You cannot qualify for SSDI without having worked and accumulated a sufficient number of work credits, but you may qualify for family benefits as the spouse of someone who receives SSDI benefits. The spouse of an SSDI beneficiary may be eligible to receive up to half of what their husband or wife receives each month.


Family benefits are available to the following relatives of someone receiving SSDI benefits:


1). Current spouse.

2). Children.

3). Divorced spouse.

4). A disabled adult child whose disability began before 22 years of age.


The maximum benefit that members of an SSDI beneficiary’s family may receive cannot exceed 180% of the monthly SSDI payment received by the disabled party. Depending on the number of family members and the SSDI benefit to the disabled person, the family benefit maximum ranges from 150% to 180%.


When can a spouse begin receiving spousal benefits?


To qualify for spouse’s benefits through Social Security, you must meet the following requirements:


1). You must be married for a minimum of one year to someone who receives either SSDI or Social Security retirement benefits.

2). You must be at least 62 years of age or older. You may qualify for benefits at a younger age provided you provide care to a child of the SSDI beneficiary. The child must be younger than 16 years of age. If the child is disabled, he or she must be younger than 22 years old and receive SSD benefits.

3). You cannot be receiving Social Security retirement benefits based on your own work record.


If you worked long enough to qualify for a retirement benefit through Social Security, you will receive that benefit before receiving a spouse’s benefit. However, if the spousal benefit you are entitled to receive is higher more than what you receive through your own earnings record, your SSDI spouse’s benefit will be added to increase what you get each month to equal the higher amount.


Divorce and Social Security benefits


Even though you never worked and are now divorced, you may be eligible for benefits through the earnings record of your former spouse. If you and your ex-spouse were married for at least 10 years, you may qualify for benefits provided you have not remarried and are at least 62 years old.
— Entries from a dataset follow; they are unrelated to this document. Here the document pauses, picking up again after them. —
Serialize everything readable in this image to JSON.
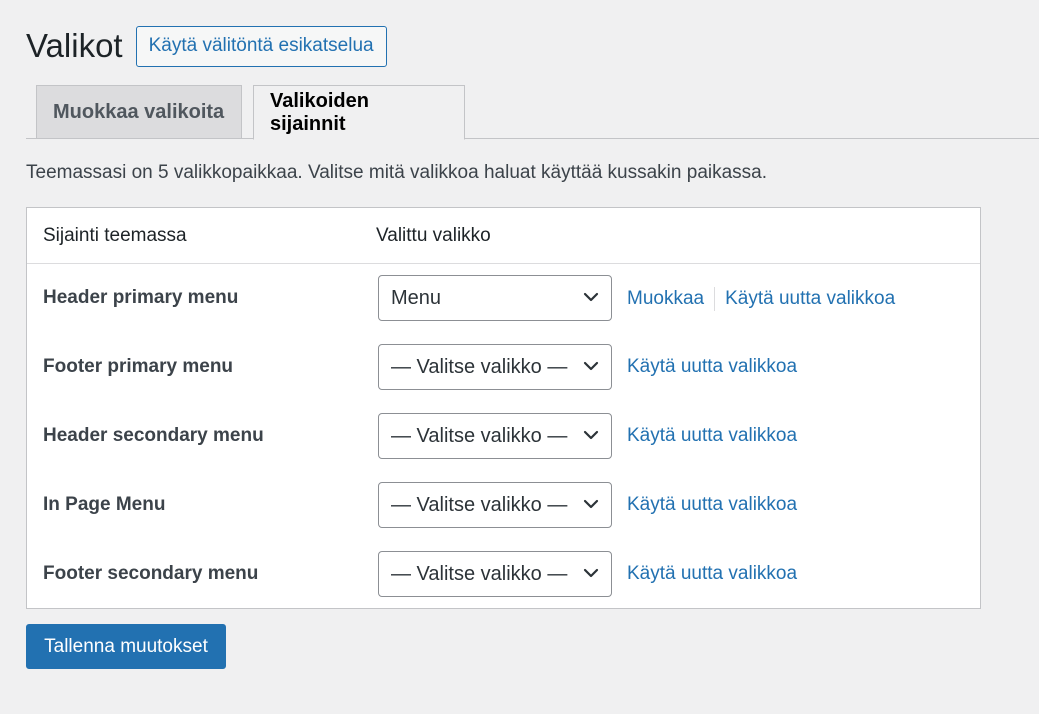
{
  "page": {
    "title": "Valikot",
    "preview_button": "Käytä välitöntä esikatselua",
    "description": "Teemassasi on 5 valikkopaikkaa. Valitse mitä valikkoa haluat käyttää kussakin paikassa.",
    "save_button": "Tallenna muutokset"
  },
  "tabs": [
    {
      "label": "Muokkaa valikoita",
      "active": false
    },
    {
      "label": "Valikoiden sijainnit",
      "active": true
    }
  ],
  "table": {
    "columns": [
      "Sijainti teemassa",
      "Valittu valikko"
    ],
    "rows": [
      {
        "location": "Header primary menu",
        "selected": "Menu",
        "edit_link": "Muokkaa",
        "new_link": "Käytä uutta valikkoa"
      },
      {
        "location": "Footer primary menu",
        "selected": "— Valitse valikko —",
        "new_link": "Käytä uutta valikkoa"
      },
      {
        "location": "Header secondary menu",
        "selected": "— Valitse valikko —",
        "new_link": "Käytä uutta valikkoa"
      },
      {
        "location": "In Page Menu",
        "selected": "— Valitse valikko —",
        "new_link": "Käytä uutta valikkoa"
      },
      {
        "location": "Footer secondary menu",
        "selected": "— Valitse valikko —",
        "new_link": "Käytä uutta valikkoa"
      }
    ]
  },
  "icons": {
    "select_arrow": "chevron-down-icon"
  },
  "colors": {
    "accent": "#2271b1",
    "background": "#f0f0f1",
    "panel": "#ffffff",
    "border": "#c3c4c7"
  }
}
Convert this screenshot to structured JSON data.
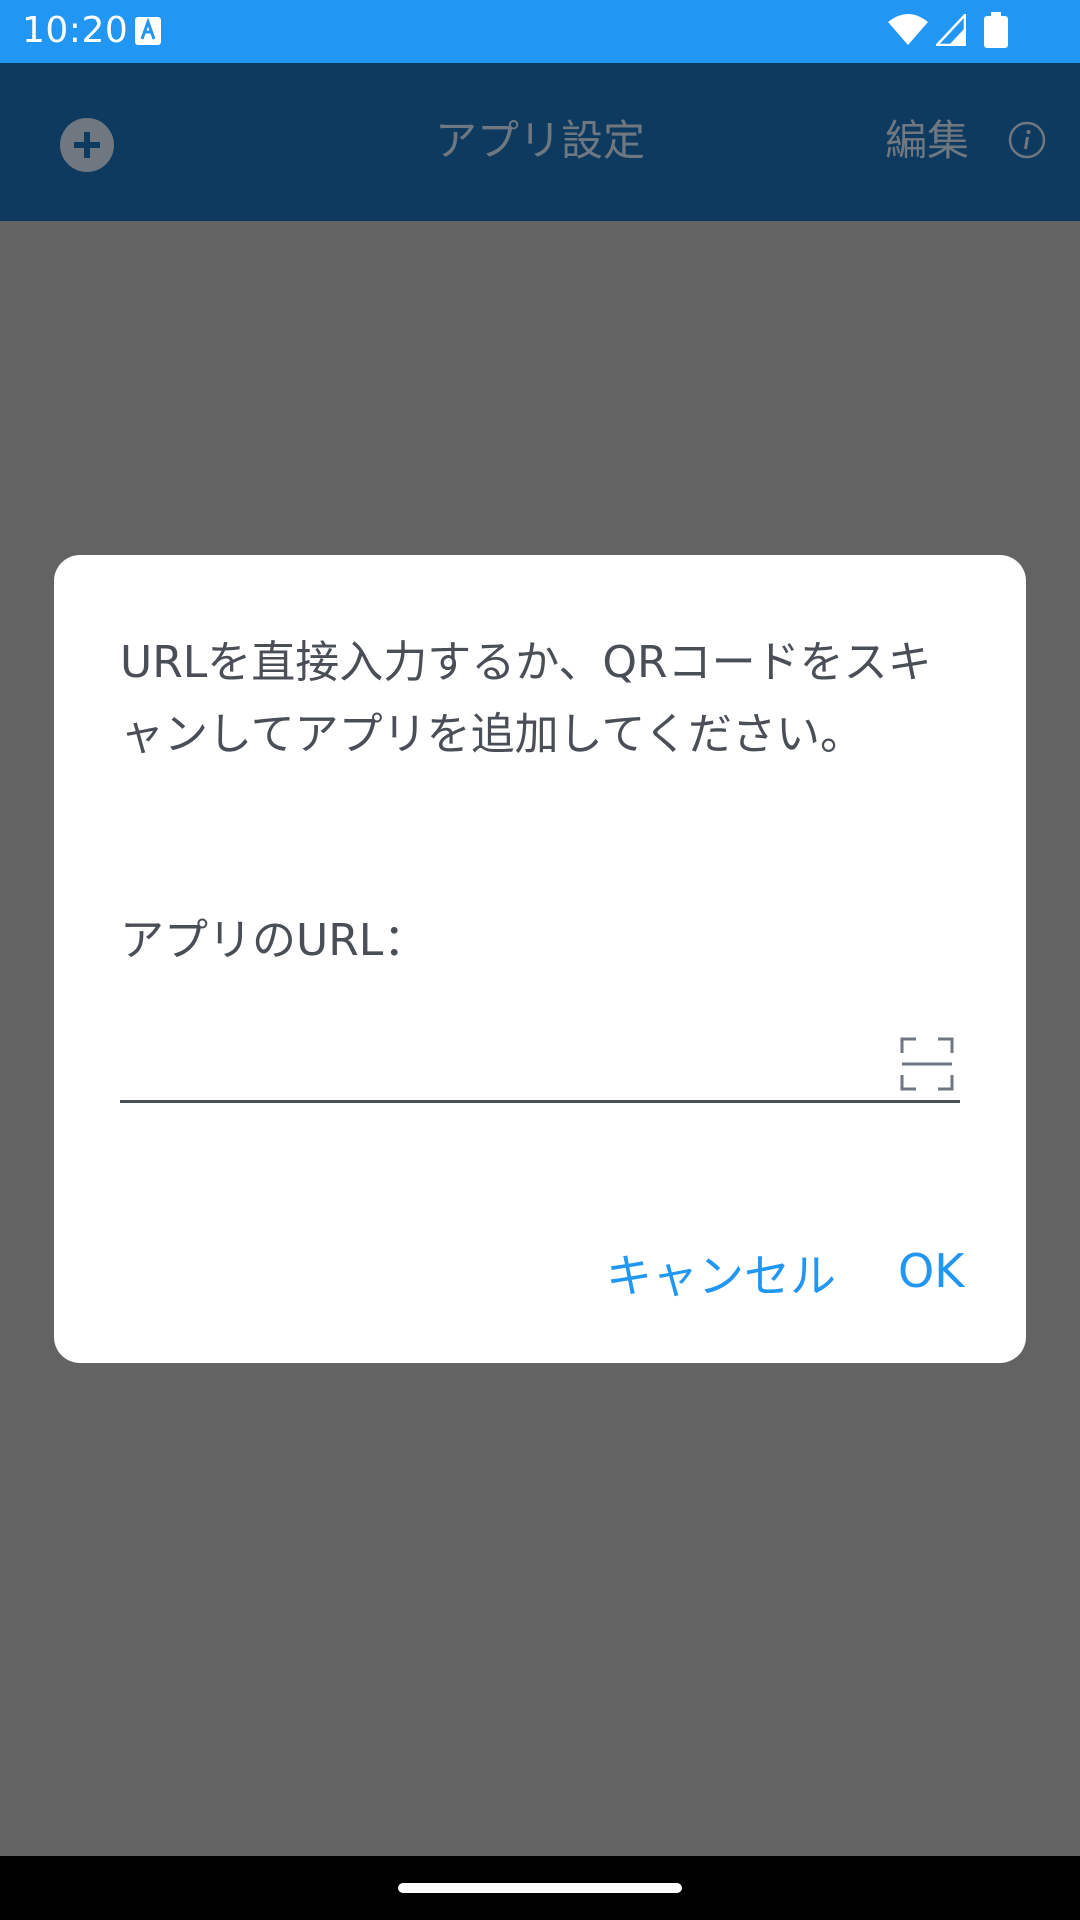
{
  "status_bar": {
    "time": "10:20",
    "icons": [
      "text-a-icon",
      "wifi-icon",
      "signal-icon",
      "battery-icon"
    ]
  },
  "app_bar": {
    "title": "アプリ設定",
    "edit_label": "編集",
    "icons": [
      "add-icon",
      "info-icon"
    ]
  },
  "dialog": {
    "message": "URLを直接入力するか、QRコードをスキャンしてアプリを追加してください。",
    "url_label": "アプリのURL：",
    "url_value": "",
    "cancel_label": "キャンセル",
    "ok_label": "OK"
  },
  "colors": {
    "status_bar": "#2196F3",
    "app_bar": "#0E3A5F",
    "scrim": "#636363",
    "accent": "#2196F3"
  }
}
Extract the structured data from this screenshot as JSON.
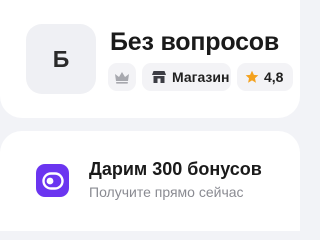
{
  "store": {
    "avatar_letter": "Б",
    "name": "Без вопросов",
    "badges": {
      "crown_icon": "crown-icon",
      "shop_icon": "shop-icon",
      "shop_label": "Магазин",
      "rating_icon": "star-icon",
      "rating_value": "4,8"
    }
  },
  "promo": {
    "icon": "bonus-icon",
    "title": "Дарим 300 бонусов",
    "subtitle": "Получите прямо сейчас"
  },
  "colors": {
    "background": "#f2f3f7",
    "card": "#ffffff",
    "chip": "#f3f3f6",
    "promo_icon": "#6b35f0",
    "star": "#f4a21f",
    "muted_text": "#8a8b92"
  }
}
Your right to receive benefits based after a divorce does diminish the benefits available to your former spouse. It also does not matter whether your ex-spouse remarried after the divorce.


You cannot claim benefits through the earnings record of more than one person, so you cannot claim benefits through more than one former spouse. You also cannot claim benefits under your own earnings record and the record of a former spouse unless what you receive on your own account is less.


Survivor’s benefits


As the spouse of a deceased SSDI beneficiary, you may be entitled to widow or widower benefits. These benefits are available to you at 60 years of age, but you may claim benefits at 50 if you have a disability. Widow or widower benefits are available to you at any age provided you have not remarried and care for a child who is younger than 16 years old or who is disabled and receives SSD benefits.


Unlike benefits claimed through a former spouse’s earnings record after a divorce, remarriage after the death of a spouse may not affect your eligibility for survivor’s benefits. The remarriage must not have taken place before you are 60 years old or 50 years old if you are disabled.


Learn more by contacting London Disability


Let an SSDI and SSI expert at London Disability review your situation to determine the benefits that you may be entitled to receive. Even if you only worked for a short time, your work record may be long enough to qualify for SSDI depending on the age at which you became disabled. Contact us today for a free consultation with a disability advocate.